Author: Crystal Spraggins
When you read in the news that a large employer like Target (Soroka v. Dayton Hudson Corp. d/b/a Target Stores) or Rent-A-Center (Karraker v. Rent-A-Center Inc.) has been sued for using personality testing in their hiring processes, you have to wonder what went wrong.
You also have to wonder, are these things legal? Because if huge employers with massive legal departments and armies of HR professionals can get in hot water, something must be off.
Well, something was off in those cases. Let’s take a closer look.
The legality of behavioral assessments during the hiring process is most often challenged by those who were eliminated because of the test results.
For example, in Karraker v. Rent-A-Center Inc., brothers Steven, Michael, and Christopher Karraker filed suit when they were refused promotions into management. At the time, Rent-A-Center required anyone seeking a management position to take the Minnesota Multiphasic Personality Inventory ("MMPI"), and the brothers’ scores eliminated them from consideration. Whew! Rent-A-Center dodged a bullet (or three) there, huh?
Well, no. The problem is that the MMPI is used to detect mental disorders. For this reason, the Karraker brothers claimed the test was an unlawful pre-employment medical examination under the Americans with Disabilities Act ("ADA"), and the appellate court agreed.
The plaintiffs in Soroka v. Dayton Hudson Corp claimed their pre-employment tests were an invasion of privacy. Plaintiffs were required to respond to such statements as:
Target’s legal burden was to show there was a valid reason for requiring prospective employees to answer such questions. Instead, they settled the case.
In addition to ADA violations and invasion of privacy, behavioral assessments can also violate the Civil Rights Act of 1964 (Title VII) if the tests are found to discriminate against members of a protected class and again, the employer can’t present a compelling reason why a particular test with particular questions is being administered.
But none of this means behavioral assessments are illegal. They aren’t illegal at all. What steps then, can an employer take to avoid the troubles of Target, Rent-A-Center, and countless other companies?

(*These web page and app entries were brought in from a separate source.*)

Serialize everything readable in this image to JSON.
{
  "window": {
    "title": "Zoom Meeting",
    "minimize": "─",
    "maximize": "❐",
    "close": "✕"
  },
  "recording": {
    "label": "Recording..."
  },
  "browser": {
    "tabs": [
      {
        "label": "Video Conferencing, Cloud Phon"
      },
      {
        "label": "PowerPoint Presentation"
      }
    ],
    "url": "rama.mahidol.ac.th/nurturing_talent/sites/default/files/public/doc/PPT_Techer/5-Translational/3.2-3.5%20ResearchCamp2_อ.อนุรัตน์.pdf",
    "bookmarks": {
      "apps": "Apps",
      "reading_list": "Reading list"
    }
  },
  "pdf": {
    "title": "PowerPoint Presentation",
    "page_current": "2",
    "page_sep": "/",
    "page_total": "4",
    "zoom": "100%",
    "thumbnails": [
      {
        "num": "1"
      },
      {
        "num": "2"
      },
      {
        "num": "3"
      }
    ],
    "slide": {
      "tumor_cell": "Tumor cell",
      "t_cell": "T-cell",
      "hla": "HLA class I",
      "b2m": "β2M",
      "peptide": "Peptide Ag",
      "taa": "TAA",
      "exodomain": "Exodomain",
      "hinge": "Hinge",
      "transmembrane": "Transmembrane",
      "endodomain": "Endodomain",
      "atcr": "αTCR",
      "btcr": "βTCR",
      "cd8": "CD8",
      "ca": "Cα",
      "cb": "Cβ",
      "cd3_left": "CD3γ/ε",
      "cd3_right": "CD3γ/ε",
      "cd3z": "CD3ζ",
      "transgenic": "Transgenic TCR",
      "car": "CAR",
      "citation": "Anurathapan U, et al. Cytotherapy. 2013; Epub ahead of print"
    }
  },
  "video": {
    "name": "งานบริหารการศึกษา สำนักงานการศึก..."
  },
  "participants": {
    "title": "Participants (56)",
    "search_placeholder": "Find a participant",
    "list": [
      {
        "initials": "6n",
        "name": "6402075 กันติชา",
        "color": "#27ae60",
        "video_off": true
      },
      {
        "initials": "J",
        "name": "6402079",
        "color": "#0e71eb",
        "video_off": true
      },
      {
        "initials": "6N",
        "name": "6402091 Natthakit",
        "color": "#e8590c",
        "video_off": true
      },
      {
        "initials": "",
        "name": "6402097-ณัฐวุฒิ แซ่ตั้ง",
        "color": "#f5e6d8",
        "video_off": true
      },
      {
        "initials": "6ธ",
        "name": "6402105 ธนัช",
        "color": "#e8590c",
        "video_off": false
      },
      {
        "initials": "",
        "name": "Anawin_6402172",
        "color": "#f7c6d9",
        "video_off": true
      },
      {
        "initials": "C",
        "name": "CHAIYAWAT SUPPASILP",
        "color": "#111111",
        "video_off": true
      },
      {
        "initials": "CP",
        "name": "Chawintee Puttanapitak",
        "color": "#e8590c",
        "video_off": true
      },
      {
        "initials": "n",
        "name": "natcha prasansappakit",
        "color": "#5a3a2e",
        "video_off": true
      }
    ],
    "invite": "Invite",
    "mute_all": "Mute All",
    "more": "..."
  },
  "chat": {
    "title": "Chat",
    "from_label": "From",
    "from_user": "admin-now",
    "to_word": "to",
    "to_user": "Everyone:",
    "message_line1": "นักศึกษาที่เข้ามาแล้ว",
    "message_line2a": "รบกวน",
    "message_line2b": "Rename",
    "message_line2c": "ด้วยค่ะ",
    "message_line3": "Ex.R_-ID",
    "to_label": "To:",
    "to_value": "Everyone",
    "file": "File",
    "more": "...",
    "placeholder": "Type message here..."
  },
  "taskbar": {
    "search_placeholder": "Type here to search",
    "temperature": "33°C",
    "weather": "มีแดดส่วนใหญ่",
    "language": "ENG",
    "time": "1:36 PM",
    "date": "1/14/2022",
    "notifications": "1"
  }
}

Behavioral assessments are perfectly legal, although rife with potential hot spots for unprepared employers. However, when used appropriately, behavioral assessments contribute to more effective employee selection and a more productive workforce.